sanitizer that you can use to clean your home. Spray or wipe the
solution of Steramine sanitizer on food processing equipment,
sinks, countertops, refrigerators or any non-porous surface. This
product prevents cross contamination to keep your food safe.

Use Steramine either as a soaking method for dishes, glasses,
utensils, and other small items, or spray Steramine applications
for sanitizing non-porous surfaces that frequently come in contact
with food. One tablet makes a gallon of sanitizer that effectively
kills microorganisms and infectious bacteria found on non-porous
surfaces to help keep you and your family from falling ill! Unlike
bleach, Steramine quaternary tablets have no expiration date.

When used as directed, Stereamine effectively prevents the
transmission of infectious diseases like HIV-1, E. Coli, and

#20: White Vinegar.
Don't count on Vinegar to kill all germs. White vinegar or
hydrogen peroxide are effective homemade cleaners, according to
Web MD, but there's no evidence that they are effective against
Coronavirus because there have been no studies.

#21: Witch Hazel
Phenoxy ethanol Phenoxyethanol is a germicidal combination of
phenol ether, and aromatic alcohol. Ethanol is an alcohol.
hazel is an astringent that has an active ingredient of alcohol
(phehoxyethanol) that's usually around 14% by volume. That's
the ingredient that helps to relieve minor irritations from insect
bites and minor cuts and scrapes, not necessarily the witch hazel

#22: U.V. Light
Ultra Violet Light is capable of killing germs. Unfortunately, most
of the U.V. Lights available are made in China.

  • Right is the Germ Guardian air purifier and santizer that
    eliminates germs and mold with a UV-C light. This powerful
    little UV-C light helps kill airborne viruses such as influenza,
    staph, rhinovirus, and works with Titanium Dioxide to reduce
    volatile organic compounds. Only a single Germ Guardian UV
    C light bulb needs to be replaced every 10 to 12 months
    depending on use.

Many things will kill germs, but before we can get to the list of
things that destroy these germs that cause illness, it's important
to understand these tiny invisible enemies and how they operate.

  • What are germs? Essentially, germs are microscopic
    animals (including bacteria, fungi, protozoa and viruses) that
    can cause disease.

  • How do germs survive?
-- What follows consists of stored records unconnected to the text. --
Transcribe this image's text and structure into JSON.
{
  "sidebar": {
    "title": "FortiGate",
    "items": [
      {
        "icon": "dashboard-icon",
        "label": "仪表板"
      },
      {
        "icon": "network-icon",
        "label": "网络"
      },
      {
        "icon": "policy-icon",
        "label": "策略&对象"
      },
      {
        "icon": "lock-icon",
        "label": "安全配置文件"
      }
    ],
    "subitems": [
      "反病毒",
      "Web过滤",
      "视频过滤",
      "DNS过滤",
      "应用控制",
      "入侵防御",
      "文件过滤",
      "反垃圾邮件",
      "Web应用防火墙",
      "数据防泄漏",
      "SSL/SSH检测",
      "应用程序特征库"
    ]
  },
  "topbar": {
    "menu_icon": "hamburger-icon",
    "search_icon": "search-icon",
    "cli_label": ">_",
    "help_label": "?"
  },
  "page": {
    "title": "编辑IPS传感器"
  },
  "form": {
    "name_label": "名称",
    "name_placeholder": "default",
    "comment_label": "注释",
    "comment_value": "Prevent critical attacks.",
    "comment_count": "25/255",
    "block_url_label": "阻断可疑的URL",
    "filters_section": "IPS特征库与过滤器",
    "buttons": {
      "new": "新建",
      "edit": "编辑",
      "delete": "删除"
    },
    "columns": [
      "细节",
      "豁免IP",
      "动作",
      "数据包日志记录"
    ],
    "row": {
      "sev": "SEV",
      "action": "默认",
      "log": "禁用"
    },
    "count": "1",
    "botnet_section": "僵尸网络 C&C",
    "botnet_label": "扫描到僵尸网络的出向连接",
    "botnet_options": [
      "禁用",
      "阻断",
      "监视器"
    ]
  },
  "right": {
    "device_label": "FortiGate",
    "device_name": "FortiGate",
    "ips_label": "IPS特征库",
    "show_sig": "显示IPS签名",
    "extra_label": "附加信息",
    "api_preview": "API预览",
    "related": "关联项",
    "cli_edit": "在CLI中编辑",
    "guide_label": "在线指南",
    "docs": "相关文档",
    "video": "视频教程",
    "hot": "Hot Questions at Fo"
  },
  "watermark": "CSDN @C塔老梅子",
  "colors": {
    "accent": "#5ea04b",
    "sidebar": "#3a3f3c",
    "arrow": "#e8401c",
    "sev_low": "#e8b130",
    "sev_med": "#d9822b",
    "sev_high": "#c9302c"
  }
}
Germs need warmth, moisture and
    sustenance for survival, and they get these things from such
    things as food scraps, feces and live hosts (us humans).

  • How do germs transmit to humans? A virus can shed
    through bodily fluids, such as mucus and saliva that transmit
    mostly by coughing and sneezing, but also through blood
    and feces, for example. People get the bacteria or virus by
    touching where the germs land on surfaces and then, in turn,
    by bringing those germs into their body through touching
    ears, eyes, nose, mouth or other body cavities.

Summary of how to kill germs.

  • Wash hands to kill germs. Every time you sneeze, just
    before you eat, after you eat, after you clean. After you
    touch just about anything, you should wash your hands.

What you need to kill Covid-19:
Clove bud oil
Thieves essential oil bottle gets updated design
iCloth Isopropyl Alcohol Wipes
Covidien Curity Alcohol Prep Pads
Listerine Prime Pantry
Things that kill
Virex disinfectant cleaner
200 Premoistened wet alochol wipes
gab social media profile for happypreppers
Mountain House Diced Chicken
The true value of a thermos in prepping